**TASK INSTRUCTIONS**
Work out how many lines in the data below include "given", then reply with that number only.
==== DATA FOR REVIEW ====
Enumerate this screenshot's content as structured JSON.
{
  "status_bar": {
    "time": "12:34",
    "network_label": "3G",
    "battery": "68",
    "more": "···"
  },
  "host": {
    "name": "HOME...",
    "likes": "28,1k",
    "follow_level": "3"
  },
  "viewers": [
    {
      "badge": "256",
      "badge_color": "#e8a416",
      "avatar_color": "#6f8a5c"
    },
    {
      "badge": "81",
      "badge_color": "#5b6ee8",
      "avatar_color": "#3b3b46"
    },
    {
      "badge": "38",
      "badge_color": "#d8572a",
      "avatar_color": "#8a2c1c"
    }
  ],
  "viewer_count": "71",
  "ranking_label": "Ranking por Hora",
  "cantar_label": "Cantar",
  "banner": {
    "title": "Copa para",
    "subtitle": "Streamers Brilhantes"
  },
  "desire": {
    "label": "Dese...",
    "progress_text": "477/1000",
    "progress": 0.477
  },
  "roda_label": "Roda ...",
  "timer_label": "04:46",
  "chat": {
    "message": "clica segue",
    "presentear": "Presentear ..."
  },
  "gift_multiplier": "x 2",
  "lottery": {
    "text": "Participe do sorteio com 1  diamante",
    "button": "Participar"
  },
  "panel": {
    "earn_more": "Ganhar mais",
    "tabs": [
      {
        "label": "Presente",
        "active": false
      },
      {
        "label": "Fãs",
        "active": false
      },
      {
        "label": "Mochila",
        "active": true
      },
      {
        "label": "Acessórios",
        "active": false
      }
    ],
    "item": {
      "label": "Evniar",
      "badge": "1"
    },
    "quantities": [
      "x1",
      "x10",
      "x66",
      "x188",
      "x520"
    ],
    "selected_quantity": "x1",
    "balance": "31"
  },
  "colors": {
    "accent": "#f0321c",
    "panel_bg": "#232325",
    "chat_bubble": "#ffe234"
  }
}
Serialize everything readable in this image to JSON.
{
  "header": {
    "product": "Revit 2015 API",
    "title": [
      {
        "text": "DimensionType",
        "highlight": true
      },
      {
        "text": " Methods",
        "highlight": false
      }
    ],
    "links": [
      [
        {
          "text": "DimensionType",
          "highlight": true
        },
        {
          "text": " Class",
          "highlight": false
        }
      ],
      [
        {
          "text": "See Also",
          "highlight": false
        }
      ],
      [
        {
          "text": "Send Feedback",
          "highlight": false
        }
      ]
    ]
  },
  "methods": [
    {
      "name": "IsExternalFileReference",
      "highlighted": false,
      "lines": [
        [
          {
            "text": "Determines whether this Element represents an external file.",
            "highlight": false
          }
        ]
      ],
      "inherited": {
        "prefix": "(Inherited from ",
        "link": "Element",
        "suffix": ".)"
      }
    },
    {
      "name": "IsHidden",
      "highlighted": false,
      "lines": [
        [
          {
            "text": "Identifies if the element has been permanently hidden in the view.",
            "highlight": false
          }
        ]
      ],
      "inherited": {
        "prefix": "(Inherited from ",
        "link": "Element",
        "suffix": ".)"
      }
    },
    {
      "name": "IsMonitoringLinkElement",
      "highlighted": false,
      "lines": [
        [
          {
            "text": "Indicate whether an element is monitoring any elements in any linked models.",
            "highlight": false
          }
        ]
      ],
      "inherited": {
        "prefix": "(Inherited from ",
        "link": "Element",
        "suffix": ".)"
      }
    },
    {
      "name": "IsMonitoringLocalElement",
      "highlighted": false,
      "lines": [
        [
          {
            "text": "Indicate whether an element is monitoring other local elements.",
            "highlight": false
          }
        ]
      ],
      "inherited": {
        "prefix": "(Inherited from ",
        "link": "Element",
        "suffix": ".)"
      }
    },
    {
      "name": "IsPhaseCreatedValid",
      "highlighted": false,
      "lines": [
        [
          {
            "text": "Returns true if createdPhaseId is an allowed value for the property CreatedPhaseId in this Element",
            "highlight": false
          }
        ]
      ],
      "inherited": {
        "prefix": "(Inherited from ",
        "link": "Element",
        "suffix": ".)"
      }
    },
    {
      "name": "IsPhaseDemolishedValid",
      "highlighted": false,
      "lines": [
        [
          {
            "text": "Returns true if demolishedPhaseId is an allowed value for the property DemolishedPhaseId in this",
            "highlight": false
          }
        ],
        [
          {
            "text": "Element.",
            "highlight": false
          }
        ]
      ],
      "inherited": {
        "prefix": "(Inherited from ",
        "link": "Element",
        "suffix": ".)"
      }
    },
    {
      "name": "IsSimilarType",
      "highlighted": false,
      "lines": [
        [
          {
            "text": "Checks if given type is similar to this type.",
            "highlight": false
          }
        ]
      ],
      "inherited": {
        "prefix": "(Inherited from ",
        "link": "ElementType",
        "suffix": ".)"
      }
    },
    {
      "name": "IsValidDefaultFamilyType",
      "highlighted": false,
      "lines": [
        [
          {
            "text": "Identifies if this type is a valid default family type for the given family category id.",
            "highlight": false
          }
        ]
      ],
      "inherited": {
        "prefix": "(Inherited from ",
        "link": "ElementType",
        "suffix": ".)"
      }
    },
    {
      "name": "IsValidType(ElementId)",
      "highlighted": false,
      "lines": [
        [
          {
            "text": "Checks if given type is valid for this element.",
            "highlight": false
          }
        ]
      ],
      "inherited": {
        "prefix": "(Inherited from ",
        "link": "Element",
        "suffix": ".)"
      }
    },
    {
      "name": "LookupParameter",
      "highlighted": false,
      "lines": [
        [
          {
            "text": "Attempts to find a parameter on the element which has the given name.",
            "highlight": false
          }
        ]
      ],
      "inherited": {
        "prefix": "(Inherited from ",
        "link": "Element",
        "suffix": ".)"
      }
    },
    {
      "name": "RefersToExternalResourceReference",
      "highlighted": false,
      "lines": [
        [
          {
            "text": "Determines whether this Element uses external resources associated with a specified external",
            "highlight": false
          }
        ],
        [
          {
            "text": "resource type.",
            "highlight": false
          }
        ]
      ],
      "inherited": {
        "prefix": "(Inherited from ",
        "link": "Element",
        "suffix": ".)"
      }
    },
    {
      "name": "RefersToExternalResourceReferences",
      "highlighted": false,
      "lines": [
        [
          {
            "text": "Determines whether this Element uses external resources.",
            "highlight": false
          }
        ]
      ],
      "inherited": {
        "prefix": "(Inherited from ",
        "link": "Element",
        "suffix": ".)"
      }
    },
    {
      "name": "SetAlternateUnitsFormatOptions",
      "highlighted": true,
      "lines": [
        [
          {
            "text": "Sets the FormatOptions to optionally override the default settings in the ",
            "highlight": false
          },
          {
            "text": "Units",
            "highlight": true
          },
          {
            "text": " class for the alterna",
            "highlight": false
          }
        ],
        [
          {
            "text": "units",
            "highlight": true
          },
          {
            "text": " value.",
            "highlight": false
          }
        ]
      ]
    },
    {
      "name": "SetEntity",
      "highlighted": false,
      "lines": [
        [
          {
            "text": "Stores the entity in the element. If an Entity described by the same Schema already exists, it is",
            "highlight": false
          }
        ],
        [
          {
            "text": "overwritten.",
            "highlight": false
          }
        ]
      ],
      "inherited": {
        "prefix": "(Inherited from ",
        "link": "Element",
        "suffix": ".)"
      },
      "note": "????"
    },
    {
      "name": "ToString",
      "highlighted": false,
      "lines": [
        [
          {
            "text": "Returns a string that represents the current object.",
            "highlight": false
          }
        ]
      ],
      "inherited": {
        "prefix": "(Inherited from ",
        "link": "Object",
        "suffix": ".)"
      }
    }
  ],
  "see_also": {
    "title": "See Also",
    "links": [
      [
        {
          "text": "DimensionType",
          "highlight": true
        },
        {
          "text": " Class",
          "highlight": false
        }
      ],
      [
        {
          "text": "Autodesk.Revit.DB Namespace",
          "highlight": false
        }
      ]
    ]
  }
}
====
**EXPECTED ANSWER**
4